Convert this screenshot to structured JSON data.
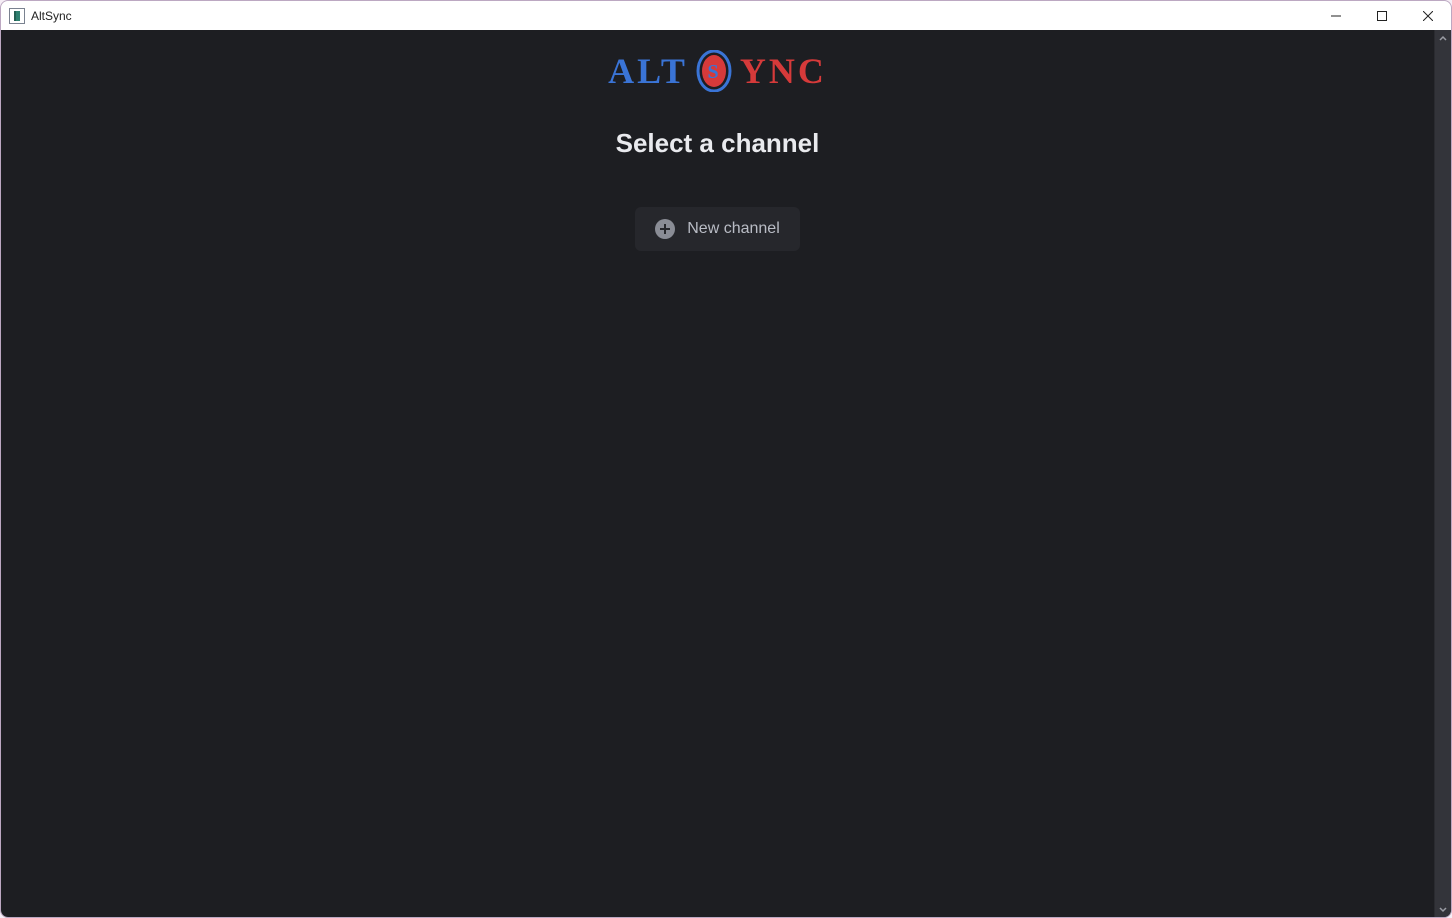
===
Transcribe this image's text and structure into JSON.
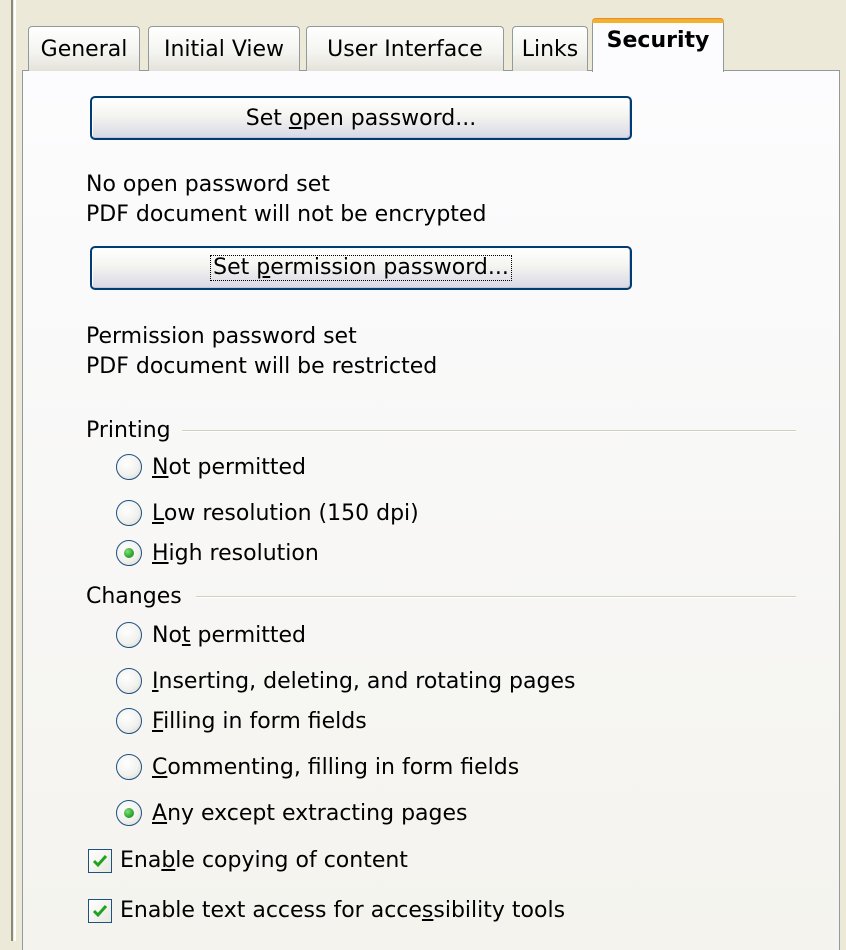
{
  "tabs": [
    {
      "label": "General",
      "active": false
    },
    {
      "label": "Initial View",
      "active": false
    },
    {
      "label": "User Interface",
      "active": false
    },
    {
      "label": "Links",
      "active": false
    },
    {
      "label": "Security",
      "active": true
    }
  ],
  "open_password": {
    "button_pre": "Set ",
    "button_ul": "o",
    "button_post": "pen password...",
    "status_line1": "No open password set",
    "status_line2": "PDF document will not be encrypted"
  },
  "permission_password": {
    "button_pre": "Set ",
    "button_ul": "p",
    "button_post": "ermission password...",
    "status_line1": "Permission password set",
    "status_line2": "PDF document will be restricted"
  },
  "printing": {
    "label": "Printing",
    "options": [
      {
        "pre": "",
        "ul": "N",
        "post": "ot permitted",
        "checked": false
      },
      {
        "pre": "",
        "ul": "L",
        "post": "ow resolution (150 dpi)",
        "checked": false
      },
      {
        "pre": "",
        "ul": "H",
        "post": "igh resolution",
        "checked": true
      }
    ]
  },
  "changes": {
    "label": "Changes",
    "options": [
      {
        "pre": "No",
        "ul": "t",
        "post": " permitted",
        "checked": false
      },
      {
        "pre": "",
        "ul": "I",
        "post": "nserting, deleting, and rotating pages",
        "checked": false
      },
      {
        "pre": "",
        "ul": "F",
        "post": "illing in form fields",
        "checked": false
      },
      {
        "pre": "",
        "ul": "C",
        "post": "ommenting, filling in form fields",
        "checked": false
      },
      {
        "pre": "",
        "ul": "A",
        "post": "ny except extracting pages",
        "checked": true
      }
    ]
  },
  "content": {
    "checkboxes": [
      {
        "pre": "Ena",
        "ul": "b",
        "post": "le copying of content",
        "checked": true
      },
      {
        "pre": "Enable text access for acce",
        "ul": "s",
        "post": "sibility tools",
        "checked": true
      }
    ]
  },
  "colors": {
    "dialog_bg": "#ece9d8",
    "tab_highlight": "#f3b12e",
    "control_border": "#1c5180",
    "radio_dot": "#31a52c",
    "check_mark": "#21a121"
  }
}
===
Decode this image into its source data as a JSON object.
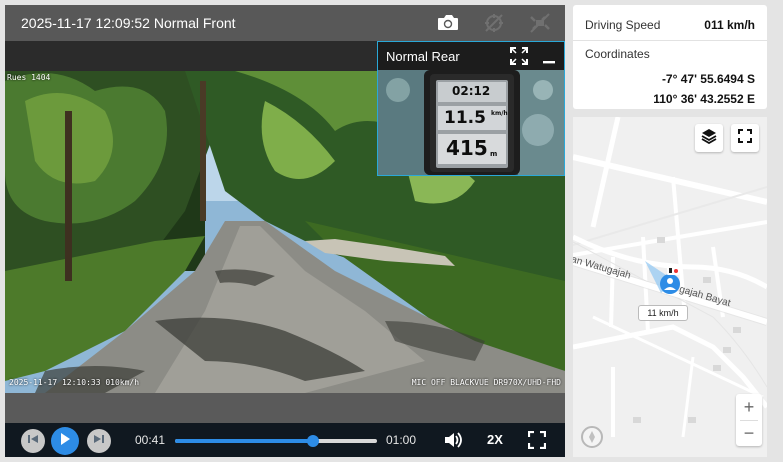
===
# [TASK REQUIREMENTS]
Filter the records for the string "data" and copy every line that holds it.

# [PROBLEM SOLUTION]
Convert this screenshot to structured JSON data.
Decode this image into its source data as a JSON object.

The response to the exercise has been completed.